An interesting tidbit in the news today with Translink announcing that Belfast Central Station is to be renamed “Lanyon Place” following a programme of refurbishment due to be completed in September. From the press release :
The Lanyon Place area has become a major hub of activity, with the ‘Lanyon’ name being adopted by a range of neighbouring businesses, alongside Belfast City Council’s exciting plans for the Lanyon Tunnels.
‘We consulted with a range of local stakeholders regarding this name change, and Lanyon Place made sense in order to provide more clarity on where the station is geographically located within the city. We plan to phase the new name in over the coming months, with the official name change introduced from September when the works are due to be completed.
The renaming of the station breaks with a little piece of tradition that is not well understood by Belfast residents and visitors alike – who often ask “why is it called Belfast Central when it isn’t in any way central ?”
The answer lies in the long and fractured history of the railways in Belfast.
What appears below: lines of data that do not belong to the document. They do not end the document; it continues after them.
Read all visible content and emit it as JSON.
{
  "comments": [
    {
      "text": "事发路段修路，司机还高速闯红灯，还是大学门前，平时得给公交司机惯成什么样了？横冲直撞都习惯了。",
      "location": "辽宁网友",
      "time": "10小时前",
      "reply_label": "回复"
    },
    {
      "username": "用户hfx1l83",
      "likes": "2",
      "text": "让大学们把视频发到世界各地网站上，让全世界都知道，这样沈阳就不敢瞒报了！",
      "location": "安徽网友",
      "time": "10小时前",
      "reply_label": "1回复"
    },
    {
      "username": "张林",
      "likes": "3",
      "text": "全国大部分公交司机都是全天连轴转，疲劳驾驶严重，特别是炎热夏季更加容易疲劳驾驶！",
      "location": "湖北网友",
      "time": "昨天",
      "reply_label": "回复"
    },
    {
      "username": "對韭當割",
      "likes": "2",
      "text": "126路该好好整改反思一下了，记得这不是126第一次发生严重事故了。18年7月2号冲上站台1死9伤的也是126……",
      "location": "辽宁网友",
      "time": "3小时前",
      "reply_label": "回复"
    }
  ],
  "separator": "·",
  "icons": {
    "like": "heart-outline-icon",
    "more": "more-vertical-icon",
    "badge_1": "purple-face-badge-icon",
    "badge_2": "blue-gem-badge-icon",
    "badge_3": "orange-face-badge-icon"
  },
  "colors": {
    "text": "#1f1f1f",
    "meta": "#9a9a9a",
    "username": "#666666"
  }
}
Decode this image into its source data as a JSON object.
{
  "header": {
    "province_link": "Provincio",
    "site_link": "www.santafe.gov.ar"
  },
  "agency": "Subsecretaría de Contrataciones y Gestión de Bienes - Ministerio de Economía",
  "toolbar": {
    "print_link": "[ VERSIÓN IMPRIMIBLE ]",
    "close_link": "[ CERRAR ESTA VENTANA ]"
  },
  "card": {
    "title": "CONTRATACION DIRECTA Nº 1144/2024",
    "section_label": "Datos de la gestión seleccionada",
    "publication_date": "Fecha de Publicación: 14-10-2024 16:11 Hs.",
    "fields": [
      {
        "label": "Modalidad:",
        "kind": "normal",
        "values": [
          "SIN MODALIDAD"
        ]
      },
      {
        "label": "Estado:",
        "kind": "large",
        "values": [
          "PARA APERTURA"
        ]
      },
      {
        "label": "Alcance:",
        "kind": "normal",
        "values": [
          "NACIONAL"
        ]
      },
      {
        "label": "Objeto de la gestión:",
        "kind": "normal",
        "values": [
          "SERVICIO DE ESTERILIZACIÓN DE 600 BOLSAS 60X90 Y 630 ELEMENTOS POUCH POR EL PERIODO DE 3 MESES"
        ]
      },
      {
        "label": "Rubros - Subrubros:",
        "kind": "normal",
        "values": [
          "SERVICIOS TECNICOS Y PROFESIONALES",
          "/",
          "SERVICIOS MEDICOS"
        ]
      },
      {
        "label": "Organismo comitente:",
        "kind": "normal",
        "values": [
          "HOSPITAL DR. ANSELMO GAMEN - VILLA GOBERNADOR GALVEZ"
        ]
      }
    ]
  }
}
Back in the Victorian era, when the railways were being constructed under what was then a kind of dot-com boom, private sector investors were building railways all over the place, subject to little control other than soft-touch parliamentary authorisation. In Belfast, there were three separate and unconnected railway terminii, all of them grand, opulent structures reflecting the huge amounts of capital being poured into their construction, and the prestige the new railway companies felt their stations and routes ought to have.
Only a few weeks ago, the last remaining (visible) part of the original York Road railway station – the Midland Building, previously known as the Midland Hotel – was quietly demolished. This was originally the part of terminus of what started life as the Belfast and Ballymena Railway Company in 1848. This enormous station and its associated yards and facilities stretched to the north and west from York Road all the way across to Duncrue Street. Later, the original company was subsumed by the Belfast and Northern Counties Railway, until it was taken over by the GB-based London Midland and Scotland railway, who subsumed it under the name “Northern Counties Committee”.
The LMS-NCC controlled one of the two major routes serving Derry out of Belfast as well as innumerable branch lines along the way, and supervised what would turn out to be the last major railway construction project anywhere on the island of Ireland for nearly a century – the Bleach Green-Monkstown bridge and direct curve, in the early 1930s.